“We have actually implemented the checklist into a full-featured tool so that people can actually run through the checklist and track it electronically as they are in the operating room,” Schwartz stated in the interview. “This is a really practical example about how we hope people will use these tools at the point of care to improve patient outcomes. The whole idea of having it on a tablet device is that the number of these tools is increasing exponentially.”
“The surgical checklist is the perfect place to bring an IT, rather than a manual, approach to standardized procedures,” adds Litt. “This is an opportunity for tablets in the OR that hasn’t been widely explored yet.”
Cultural and Workflow Changes
The move away from COWs to tablets in the OR is about much more than just devices or software — it’s about cultural and workflow changes, says Litt.
“It will require a different way of thinking on the part of all OR personnel,” he explains.
Jarvis suggests that hospitals develop an overall mobility strategy that details how mobile devices like tablets will be used to optimize the OR environment.
“This involves determining how tablets will be used to improve productivity, efficiency and patient engagement. Hospitals need to decide where, when, why and how they will use mobile technology,” he says.
Christine Kennedy RN, BSN, MA,CNOR, the Nursing Informatics Coordinator with Lawrence and Memorial Hospital in New London, Conn., suggests that a good first step for OR personnel considering transitioning from COWs to tablets is to ask their IT or IS department to request that a vendor bring some tablets in to try them out.
“This will answer a lot of questions right out of the gate, and you won’t have to play a guessing game,” says Kennedy. “In addition, IT and IS will be familiar with all the factors that will come into play in choosing a device, like ergonomics, the weight of the device, how it will be carried around, how it will be cleaned, etc.”
Two tablets that are currently being used in the OR environment are the HP EliteBook Revolve and the Dell Venue 11 Pro tablets. According to Jarvis, the HP EliteBook Revolve allows surgeons and OR nurses to access, collect and verify information immediately.
“This helps improve the accuracy of patient records and the overall patient experience,” Jarvis says.
Meanwhile, the Dell Venue 11 Pro’s enhanced security features — including multi-factor biometric access authentication, like smartcard and fingerprint readers — meet stringent HIPPA compliance standards.

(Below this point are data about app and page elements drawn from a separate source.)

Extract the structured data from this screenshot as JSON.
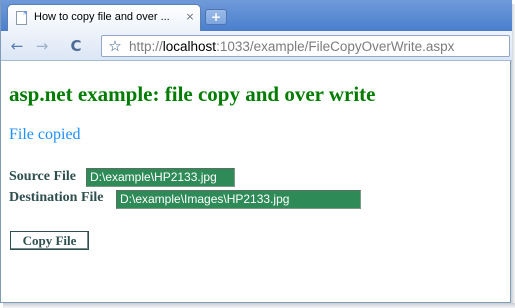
{
  "browser": {
    "tab": {
      "title": "How to copy file and over ...",
      "close_glyph": "×",
      "icon": "page-icon"
    },
    "new_tab_glyph": "+",
    "toolbar": {
      "back_glyph": "←",
      "forward_glyph": "→",
      "reload_glyph": "C",
      "star_glyph": "☆"
    },
    "address": {
      "scheme": "http://",
      "host": "localhost",
      "rest": ":1033/example/FileCopyOverWrite.aspx"
    }
  },
  "page": {
    "heading": "asp.net example: file copy and over write",
    "status": "File copied",
    "source_label": "Source File",
    "source_value": "D:\\example\\HP2133.jpg",
    "destination_label": "Destination File",
    "destination_value": "D:\\example\\Images\\HP2133.jpg",
    "copy_button": "Copy File"
  },
  "colors": {
    "heading": "#007d00",
    "status": "#1e90ff",
    "label": "#2f4f4f",
    "field_bg": "#2e8b57",
    "tabstrip": "#5b8bd4"
  }
}
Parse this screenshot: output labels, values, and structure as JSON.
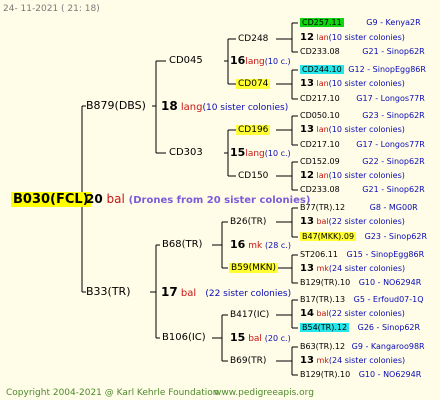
{
  "date_stamp": "24- 11-2021 ( 21: 18)",
  "footer": {
    "copyright": "Copyright 2004-2021 @ Karl Kehrle Foundation",
    "site": "www.pedigreeapis.org"
  },
  "root": {
    "label": "B030(FCL)",
    "count": "20",
    "bal": "bal",
    "drones": "(Drones from 20 sister colonies)"
  },
  "gen2": [
    {
      "label": "B879(DBS)",
      "count": "18",
      "text": "lang",
      "sisters": "(10 sister colonies)"
    },
    {
      "label": "B33(TR)",
      "count": "17",
      "text": "bal",
      "sisters": "(22 sister colonies)"
    }
  ],
  "gen3": [
    {
      "label": "CD045",
      "count": "16",
      "text": "lang",
      "sisters": "(10 c.)"
    },
    {
      "label": "CD303",
      "count": "15",
      "text": "lang",
      "sisters": "(10 c.)"
    },
    {
      "label": "B68(TR)",
      "count": "16",
      "text": "mk",
      "sisters": "(28 c.)"
    },
    {
      "label": "B106(IC)",
      "count": "15",
      "text": "bal",
      "sisters": "(20 c.)"
    }
  ],
  "gen4": [
    {
      "label": "CD248"
    },
    {
      "label": "CD074"
    },
    {
      "label": "CD196"
    },
    {
      "label": "CD150"
    },
    {
      "label": "B26(TR)"
    },
    {
      "label": "B59(MKN)"
    },
    {
      "label": "B417(IC)"
    },
    {
      "label": "B69(TR)"
    }
  ],
  "gen5": [
    {
      "label": "CD257.11",
      "info": "G9 - Kenya2R",
      "count": "12",
      "text": "lan",
      "sisters": "(10 sister colonies)",
      "sire": "CD233.08",
      "sire_info": "G21 - Sinop62R"
    },
    {
      "label": "CD244.10",
      "info": "G12 - SinopEgg86R",
      "count": "13",
      "text": "lan",
      "sisters": "(10 sister colonies)",
      "sire": "CD217.10",
      "sire_info": "G17 - Longos77R"
    },
    {
      "label": "CD050.10",
      "info": "G23 - Sinop62R",
      "count": "13",
      "text": "lan",
      "sisters": "(10 sister colonies)",
      "sire": "CD217.10",
      "sire_info": "G17 - Longos77R"
    },
    {
      "label": "CD152.09",
      "info": "G22 - Sinop62R",
      "count": "12",
      "text": "lan",
      "sisters": "(10 sister colonies)",
      "sire": "CD233.08",
      "sire_info": "G21 - Sinop62R"
    },
    {
      "label": "B77(TR).12",
      "info": "G8 - MG00R",
      "count": "13",
      "text": "bal",
      "sisters": "(22 sister colonies)",
      "sire": "B47(MKK).09",
      "sire_info": "G23 - Sinop62R"
    },
    {
      "label": "ST206.11",
      "info": "G15 - SinopEgg86R",
      "count": "13",
      "text": "mk",
      "sisters": "(24 sister colonies)",
      "sire": "B129(TR).10",
      "sire_info": "G10 - NO6294R"
    },
    {
      "label": "B17(TR).13",
      "info": "G5 - Erfoud07-1Q",
      "count": "14",
      "text": "bal",
      "sisters": "(22 sister colonies)",
      "sire": "B54(TR).12",
      "sire_info": "G26 - Sinop62R"
    },
    {
      "label": "B63(TR).12",
      "info": "G9 - Kangaroo98R",
      "count": "13",
      "text": "mk",
      "sisters": "(24 sister colonies)",
      "sire": "B129(TR).10",
      "sire_info": "G10 - NO6294R"
    }
  ]
}
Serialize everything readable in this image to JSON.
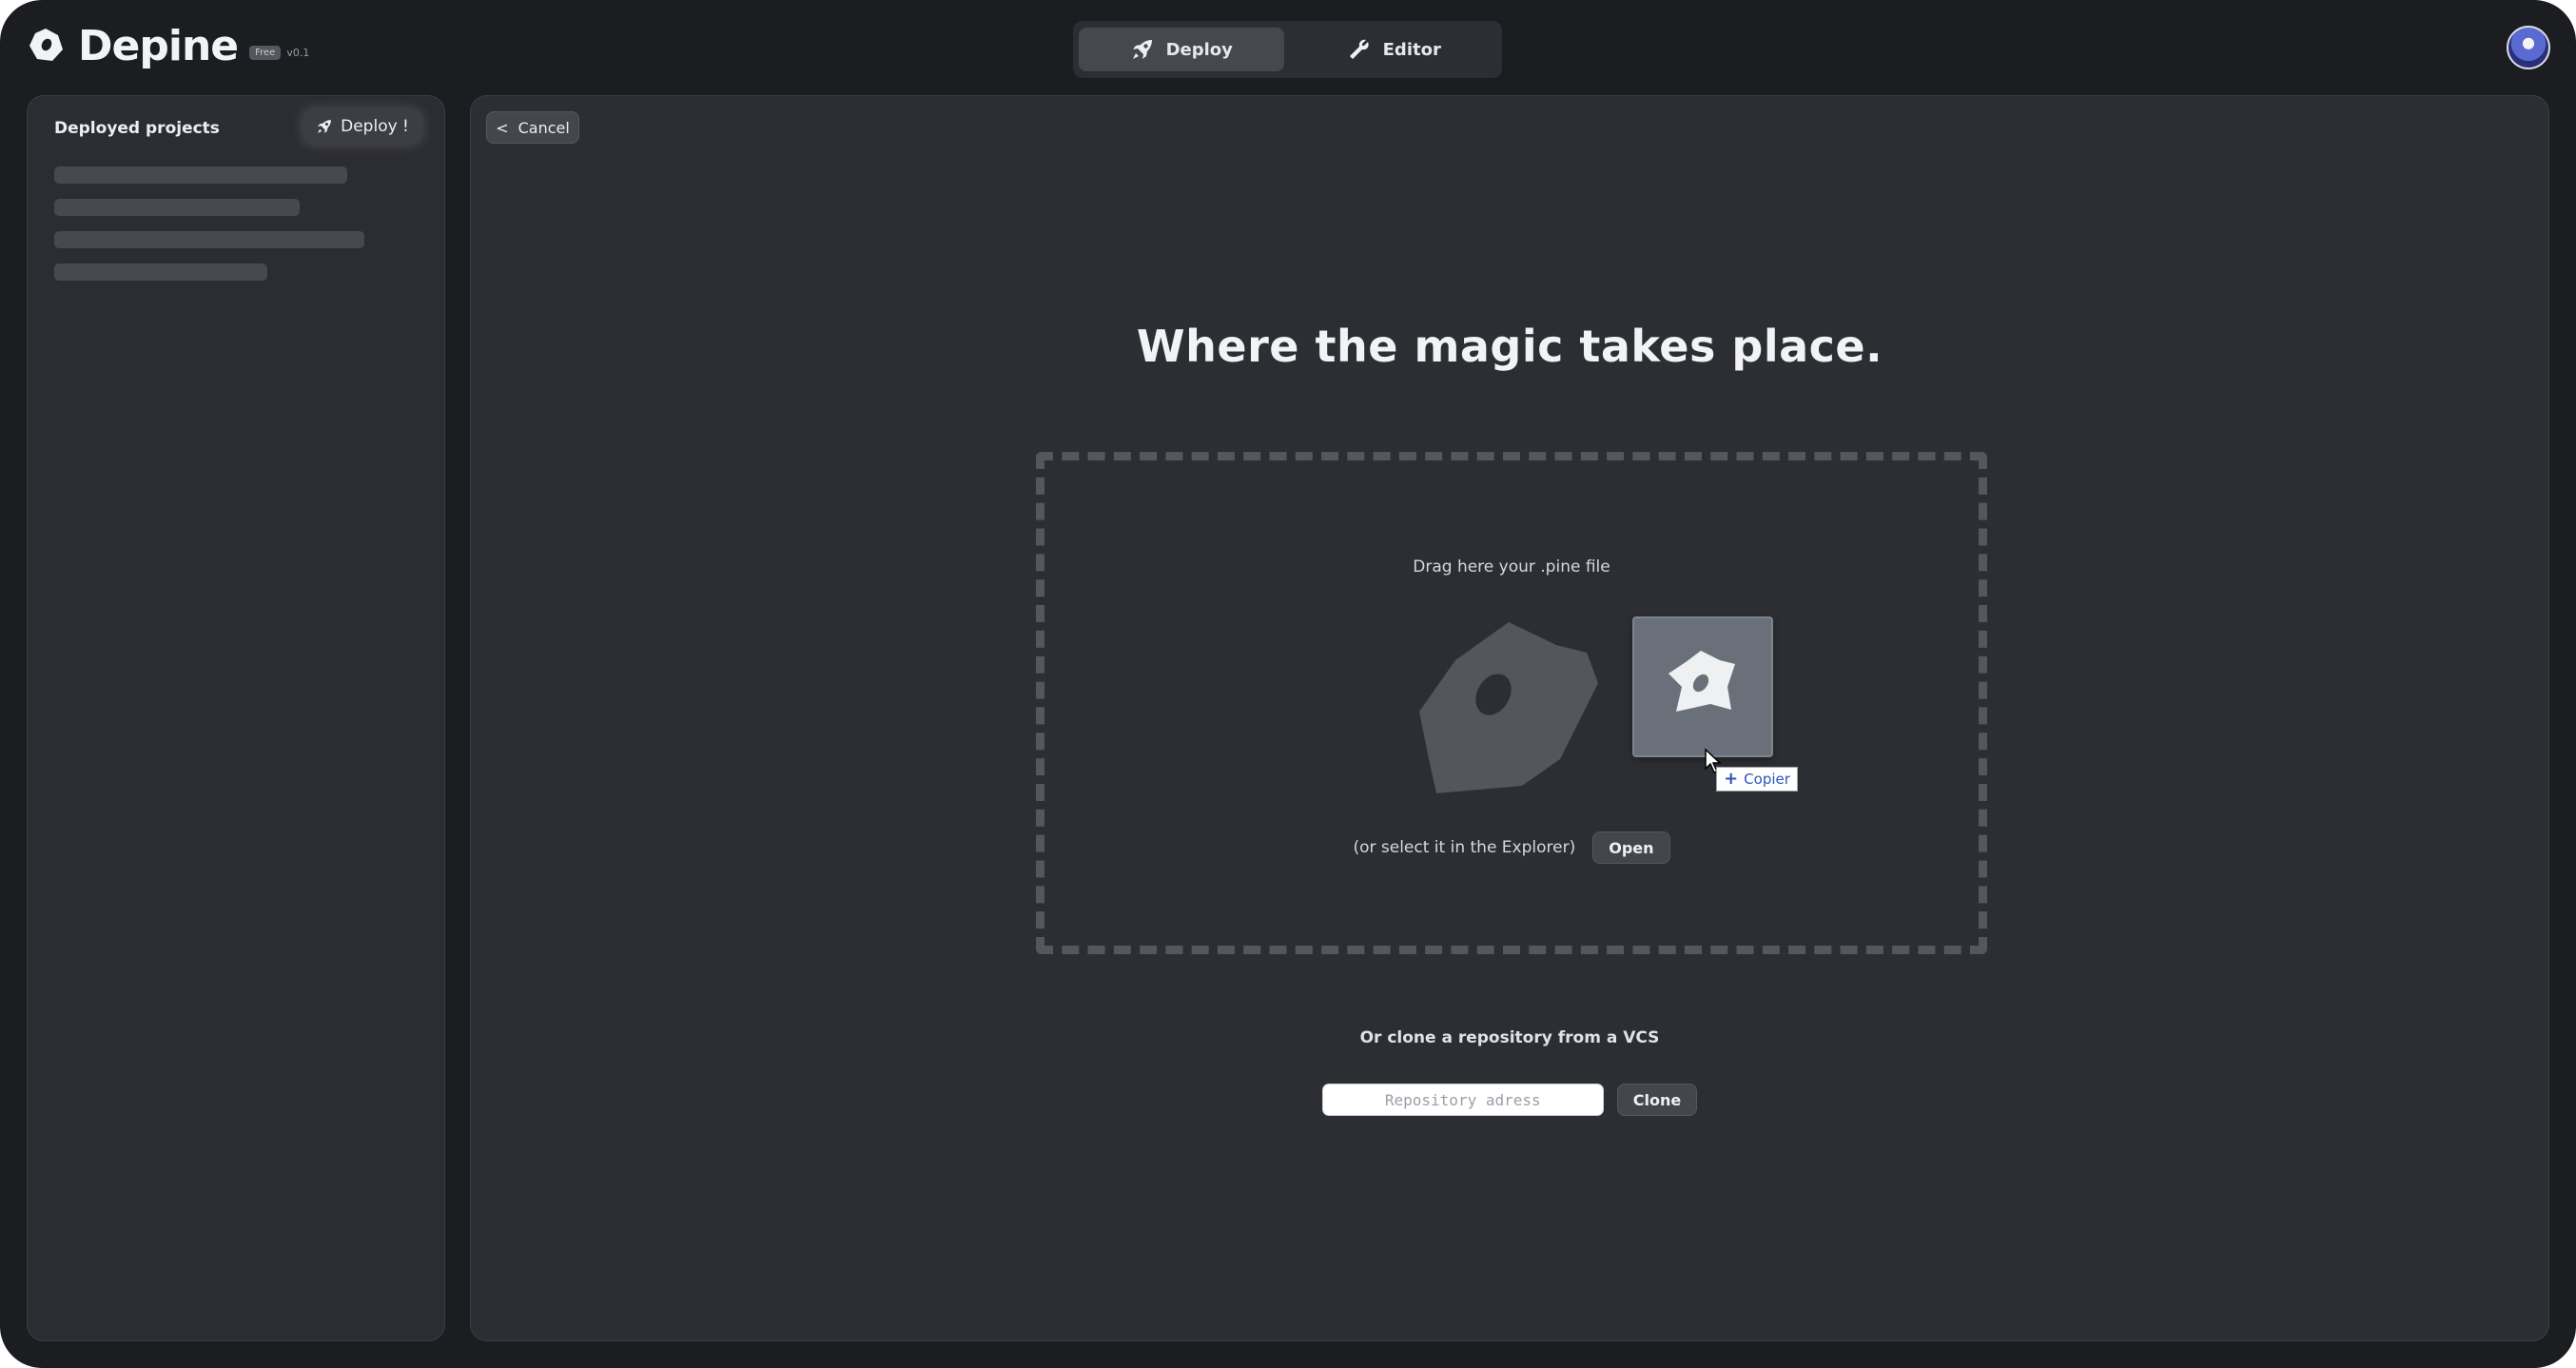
{
  "app": {
    "name": "Depine",
    "badge": "Free",
    "version": "v0.1"
  },
  "topnav": {
    "tabs": [
      {
        "label": "Deploy",
        "icon": "rocket-icon",
        "active": true
      },
      {
        "label": "Editor",
        "icon": "wrench-icon",
        "active": false
      }
    ]
  },
  "sidebar": {
    "title": "Deployed projects",
    "deploy_label": "Deploy !"
  },
  "main": {
    "cancel_label": "Cancel",
    "cancel_icon": "<",
    "title": "Where the magic takes place.",
    "drop_label": "Drag here your .pine file",
    "explorer_text": "(or select it in the Explorer)",
    "open_label": "Open",
    "copier_label": "Copier",
    "vcs_label": "Or clone a repository from a VCS",
    "repo_placeholder": "Repository adress",
    "clone_label": "Clone"
  },
  "colors": {
    "window_bg": "#1c1d21",
    "panel_bg": "#2d2e33",
    "accent_link": "#2b56b8"
  }
}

“This gives OR staff the peace of mind to easily enforce and adhere to some of the most rigorous security regulations,” says Litt.
In an interview with OR Manager, Dr. Keley John Booth, MD, predicted that tablets and smartphones will start to replace COWs and even WOWs (or wireless computers on wheels).
“Tablet devices are going to allow us to do everything a WOW can do on a lightweight platform,” he said in the interview. “We are going to see leaps to the point where mobile technology becomes a mainstay.”